● Your objective
Go through the entries that follow and count every line with the string "assigned". Reply with the number only.

● Exercise materials

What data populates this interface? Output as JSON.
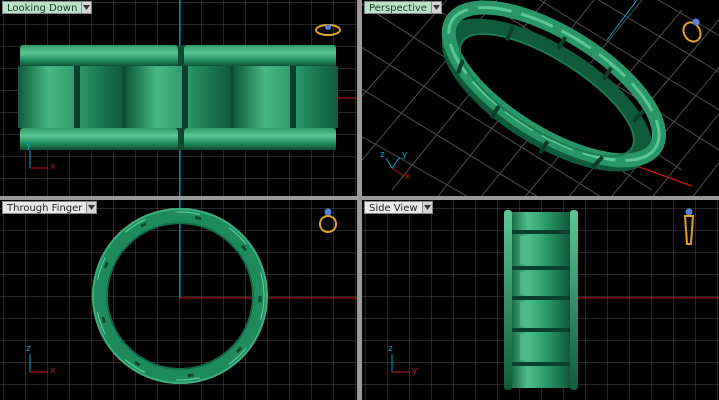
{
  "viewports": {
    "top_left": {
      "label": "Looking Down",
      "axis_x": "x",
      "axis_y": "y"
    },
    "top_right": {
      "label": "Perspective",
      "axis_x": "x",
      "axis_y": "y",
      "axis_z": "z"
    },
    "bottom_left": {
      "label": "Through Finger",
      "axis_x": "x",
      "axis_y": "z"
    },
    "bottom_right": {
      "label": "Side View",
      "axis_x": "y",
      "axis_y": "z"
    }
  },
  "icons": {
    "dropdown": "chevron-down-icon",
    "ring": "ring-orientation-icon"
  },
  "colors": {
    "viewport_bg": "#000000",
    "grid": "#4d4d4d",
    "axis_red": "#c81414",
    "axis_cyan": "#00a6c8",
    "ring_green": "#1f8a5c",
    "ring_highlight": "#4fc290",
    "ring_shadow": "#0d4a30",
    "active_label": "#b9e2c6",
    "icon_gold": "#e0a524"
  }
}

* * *

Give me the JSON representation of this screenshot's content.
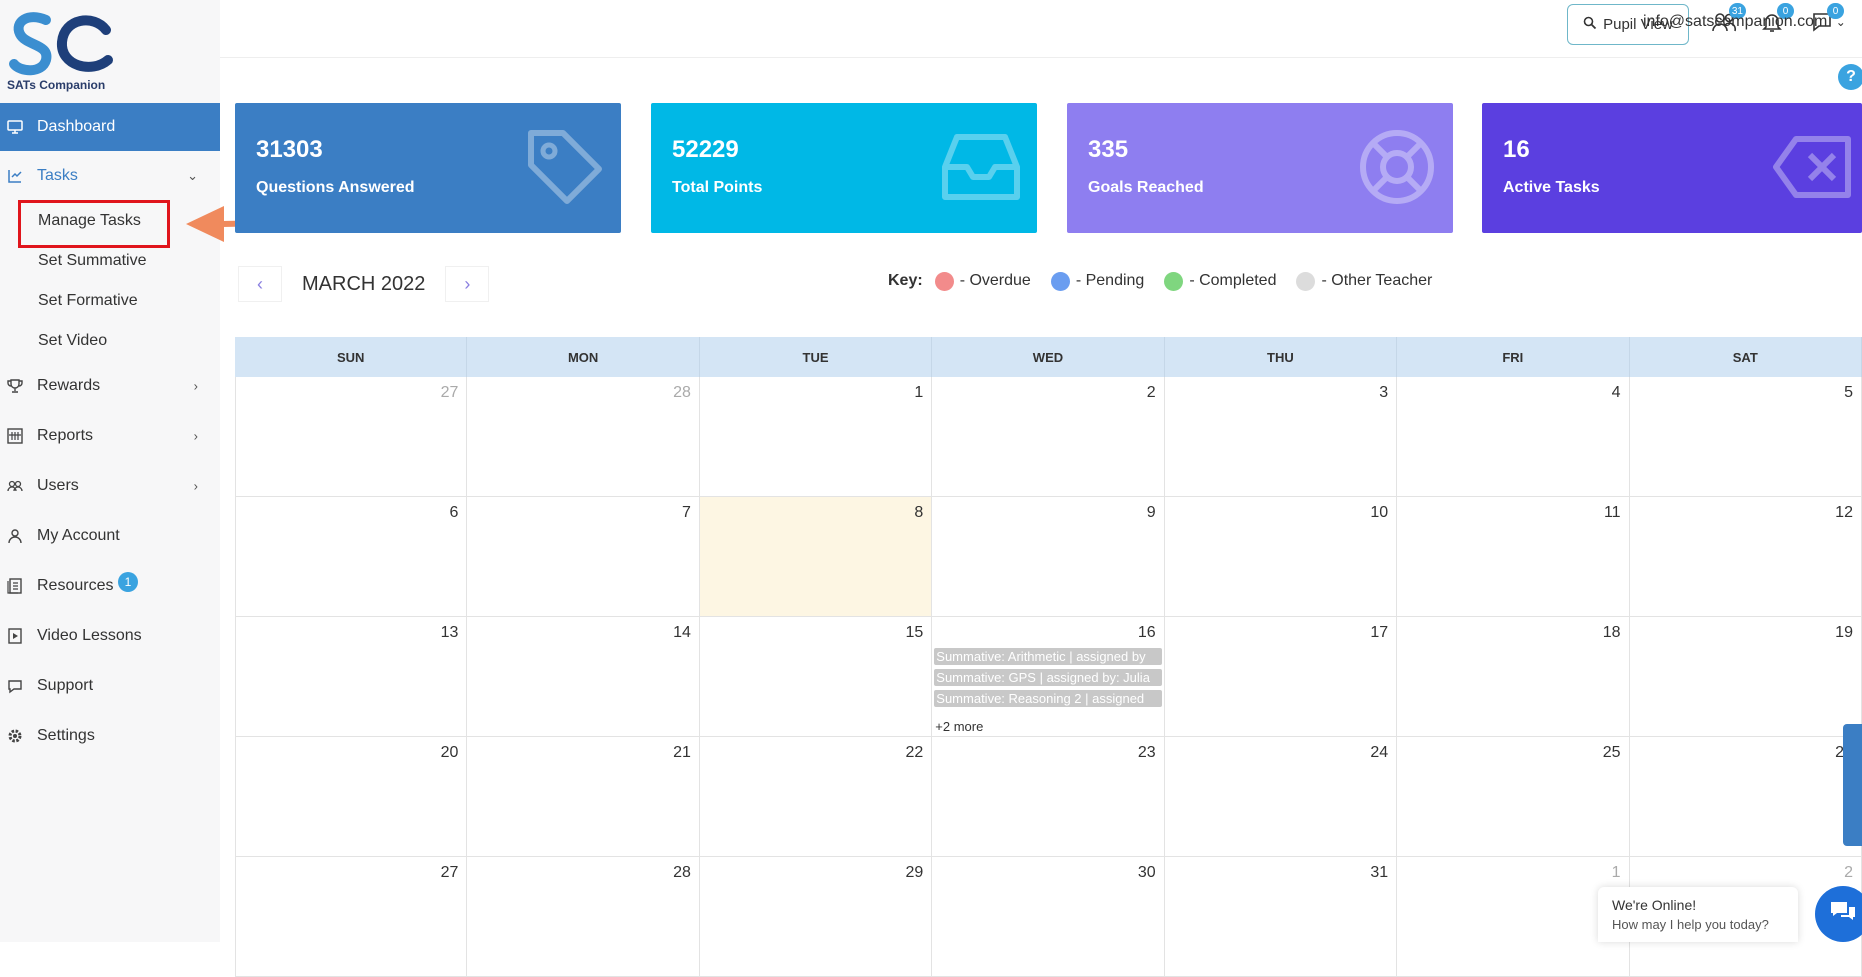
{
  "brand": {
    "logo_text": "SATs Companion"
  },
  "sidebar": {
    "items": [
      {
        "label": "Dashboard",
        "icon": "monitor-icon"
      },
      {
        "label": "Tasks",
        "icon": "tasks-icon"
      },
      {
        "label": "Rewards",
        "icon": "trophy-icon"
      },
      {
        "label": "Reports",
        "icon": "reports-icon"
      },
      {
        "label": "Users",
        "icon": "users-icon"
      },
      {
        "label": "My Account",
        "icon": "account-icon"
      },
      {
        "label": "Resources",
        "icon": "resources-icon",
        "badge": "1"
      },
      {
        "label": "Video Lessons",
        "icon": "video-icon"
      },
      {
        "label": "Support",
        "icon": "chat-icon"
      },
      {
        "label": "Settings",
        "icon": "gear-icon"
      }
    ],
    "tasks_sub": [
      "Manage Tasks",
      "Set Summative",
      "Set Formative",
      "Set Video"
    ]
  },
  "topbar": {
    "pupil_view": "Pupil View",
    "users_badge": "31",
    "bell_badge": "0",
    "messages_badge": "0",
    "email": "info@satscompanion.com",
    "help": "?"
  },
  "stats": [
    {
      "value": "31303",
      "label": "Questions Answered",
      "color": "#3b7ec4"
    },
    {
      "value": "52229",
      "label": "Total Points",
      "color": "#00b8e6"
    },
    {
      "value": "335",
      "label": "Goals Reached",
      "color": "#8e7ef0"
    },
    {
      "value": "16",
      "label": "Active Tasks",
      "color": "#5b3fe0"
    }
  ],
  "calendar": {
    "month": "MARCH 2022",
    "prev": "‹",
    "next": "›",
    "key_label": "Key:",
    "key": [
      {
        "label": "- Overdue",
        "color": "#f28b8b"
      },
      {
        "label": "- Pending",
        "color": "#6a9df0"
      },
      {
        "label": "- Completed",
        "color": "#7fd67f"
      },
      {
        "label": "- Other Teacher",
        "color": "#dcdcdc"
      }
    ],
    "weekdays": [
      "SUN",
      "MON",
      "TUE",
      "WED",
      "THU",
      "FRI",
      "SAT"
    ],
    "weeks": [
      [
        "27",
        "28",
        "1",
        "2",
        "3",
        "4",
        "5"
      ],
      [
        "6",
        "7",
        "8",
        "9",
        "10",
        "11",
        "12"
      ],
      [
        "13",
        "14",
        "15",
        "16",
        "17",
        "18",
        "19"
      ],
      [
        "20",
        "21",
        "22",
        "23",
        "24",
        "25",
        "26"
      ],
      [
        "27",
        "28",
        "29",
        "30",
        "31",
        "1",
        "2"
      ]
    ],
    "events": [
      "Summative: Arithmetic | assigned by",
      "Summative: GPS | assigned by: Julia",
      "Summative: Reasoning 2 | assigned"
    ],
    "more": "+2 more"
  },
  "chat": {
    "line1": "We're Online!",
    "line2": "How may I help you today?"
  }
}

● Answer for the task
3